News & Analysis

Why isn’t Dan Olson using the rev limiter to slow ‘em down?

Top Fuel guru Dan Olson, at the behest of his bosses at the NHRA, is hell bent on slowing down the current Top Fuel and Funny Cars so that they won’t or can’t run over 320 mph. Or is he?  

NHRA management has been trying to accomplish this more or less since Darrell Russell’s tragic death at St. Louis more than five years ago. So far they have failed to do so, and only shortening the length of the track succeeded in lowering the speeds numbers. Currently the NHRA and their nitro guru Olson are in the middle of expensive and tedious testing of smaller fuel pumps, smaller clutches, smaller engines, and flow restricted superchargers. That research so far has supplied little or no results.

And now the issue is getting urgent again with Top Fuel cars going nearly 325 mph on the 1000-foot tracks.

So, here is my question. Why doesn’t the NHRA or Olson simply adjust the rev-limiter that is mandatory on every NHRA Top Fuel or Funny Car and control the speeds using engine rpm and nothing else?

Back when former nitro racer/tuner Ray Alley had Olson’s position he went to the MSD folks immediately after Russell’s death and had them design a rev-limiter that was incorporated into MSD’s ignition system.

The MSD engineers had the device ready to use in less than 90 days as I recall. After some testing Alley mandated that the device activate 3.8 seconds into the pass and at that point it would pull a maximum of 25 degrees of timing out of the engine starting at 8200 or 8300 rpm. The system works brutally efficiently. If the engine exceeds the maximum rpm limit, timing is taken out immediately and if the driver isn’t off of the throttle, the engine tends to blow the rods out the side of the block!

Fast forward to 2010. The speeds recorded by Top Fuel cars are reaching the 325 mph mark and the ETs are rapidly dropping below four seconds. So, on a good run the MSD rev-limiter may actually be working for less than a tenth of a second. The Funny Cars aren’t at that point yet but, if history is any indicator, they soon will be.

In checking with the MSD folks before writing this I found out another interesting fact. The MSD device -- which isn’t actually a rev-limiter but an ignition timing limiter -- as it currently functions won’t instantly take 25 degrees of timing out of the motor when the max rpm is reached unless the engine hits the limit hard and fast.
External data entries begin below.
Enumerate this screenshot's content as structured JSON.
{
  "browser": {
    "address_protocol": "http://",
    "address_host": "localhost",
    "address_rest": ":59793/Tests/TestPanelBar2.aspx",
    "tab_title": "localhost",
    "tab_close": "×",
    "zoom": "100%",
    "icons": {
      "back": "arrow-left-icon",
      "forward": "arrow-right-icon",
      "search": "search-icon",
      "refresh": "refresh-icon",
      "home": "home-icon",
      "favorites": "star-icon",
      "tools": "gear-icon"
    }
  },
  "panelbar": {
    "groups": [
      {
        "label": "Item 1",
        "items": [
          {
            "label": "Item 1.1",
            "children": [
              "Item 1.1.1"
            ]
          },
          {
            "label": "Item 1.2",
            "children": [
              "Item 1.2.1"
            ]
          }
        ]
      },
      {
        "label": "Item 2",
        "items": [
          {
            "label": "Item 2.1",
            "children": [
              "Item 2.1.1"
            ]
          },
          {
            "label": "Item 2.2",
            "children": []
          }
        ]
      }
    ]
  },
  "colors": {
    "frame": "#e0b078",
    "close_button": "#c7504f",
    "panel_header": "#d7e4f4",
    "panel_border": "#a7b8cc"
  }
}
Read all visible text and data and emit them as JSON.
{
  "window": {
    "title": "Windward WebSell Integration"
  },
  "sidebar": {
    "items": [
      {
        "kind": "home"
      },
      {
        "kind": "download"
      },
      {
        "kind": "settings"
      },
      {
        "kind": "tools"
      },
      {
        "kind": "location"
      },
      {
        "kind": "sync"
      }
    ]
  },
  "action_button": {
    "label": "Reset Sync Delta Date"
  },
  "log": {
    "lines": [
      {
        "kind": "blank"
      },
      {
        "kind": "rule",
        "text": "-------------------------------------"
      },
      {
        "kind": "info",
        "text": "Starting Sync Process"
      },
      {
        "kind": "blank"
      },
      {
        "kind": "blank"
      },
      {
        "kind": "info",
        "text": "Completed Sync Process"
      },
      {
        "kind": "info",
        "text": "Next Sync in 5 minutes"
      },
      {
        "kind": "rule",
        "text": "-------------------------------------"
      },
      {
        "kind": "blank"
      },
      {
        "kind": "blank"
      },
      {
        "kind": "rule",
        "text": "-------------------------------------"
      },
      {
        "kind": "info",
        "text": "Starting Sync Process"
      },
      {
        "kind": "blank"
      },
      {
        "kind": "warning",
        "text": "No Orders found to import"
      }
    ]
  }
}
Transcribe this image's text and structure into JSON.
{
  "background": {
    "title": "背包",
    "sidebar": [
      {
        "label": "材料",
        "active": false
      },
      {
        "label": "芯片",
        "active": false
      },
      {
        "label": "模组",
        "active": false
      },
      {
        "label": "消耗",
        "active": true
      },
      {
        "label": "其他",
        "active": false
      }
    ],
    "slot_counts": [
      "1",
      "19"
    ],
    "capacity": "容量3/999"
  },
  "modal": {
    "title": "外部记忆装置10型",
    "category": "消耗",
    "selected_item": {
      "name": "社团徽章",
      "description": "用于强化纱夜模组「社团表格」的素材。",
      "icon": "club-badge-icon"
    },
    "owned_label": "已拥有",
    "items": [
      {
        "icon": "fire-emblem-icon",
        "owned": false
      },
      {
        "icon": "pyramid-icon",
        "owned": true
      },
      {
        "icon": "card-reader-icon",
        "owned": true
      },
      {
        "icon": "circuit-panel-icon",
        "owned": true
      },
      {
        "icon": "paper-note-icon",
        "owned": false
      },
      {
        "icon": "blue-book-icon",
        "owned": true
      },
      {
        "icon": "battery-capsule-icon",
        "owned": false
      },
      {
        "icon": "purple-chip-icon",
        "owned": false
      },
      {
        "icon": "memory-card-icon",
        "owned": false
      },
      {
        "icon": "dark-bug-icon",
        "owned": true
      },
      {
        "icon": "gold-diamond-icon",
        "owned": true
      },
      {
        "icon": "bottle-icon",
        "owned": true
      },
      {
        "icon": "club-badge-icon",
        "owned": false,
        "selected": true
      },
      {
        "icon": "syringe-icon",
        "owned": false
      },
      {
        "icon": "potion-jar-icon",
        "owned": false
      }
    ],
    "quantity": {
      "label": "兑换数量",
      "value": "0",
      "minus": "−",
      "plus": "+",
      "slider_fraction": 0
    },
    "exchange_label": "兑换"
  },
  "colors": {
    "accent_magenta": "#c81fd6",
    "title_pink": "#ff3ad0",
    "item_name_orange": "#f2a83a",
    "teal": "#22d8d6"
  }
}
As it was explained to me by an MSD spokesman, if the engine just “tickles” the rpm limit then the device may just take 5 or 10 degrees of timing initially. Evidently some crew chiefs have found this characteristic of the device allows them to partially circumvent the rev-limiter and go faster.

So here is the $64,000 question. Why are Dan Olson and the NHRA trying to re-invent the wheel by trying to come up with a brand new set of engine specs for Top Fuel/Funny Car engines. It would appear to me that any or all of the changes NHRA and Olson are proposing are going to cost the car owners a lot of money in one way or another.

According to MSD, they could easily change the settings on the “rev limiter” so that it came on line at 2.8 or 3.0 seconds into the run and set the rpm limit at, say, 7800-8000 -- and it wouldn’t be expensive.  

As I understand it, the crew chiefs would be able to keep their engine and drive train exactly as they are. Their data would still apply, right?  So there wouldn’t be a need to buy new heads, superchargers, fuel pumps, ignition systems, etc. They could keep and use all of the parts they now have in stock and wouldn’t have to design, build and test a new engine combo!

So, what is the holdup? Car speed is directly related to engine rpm so lower maximum rpm means less Top Speed for the car. Am I missing something obvious here?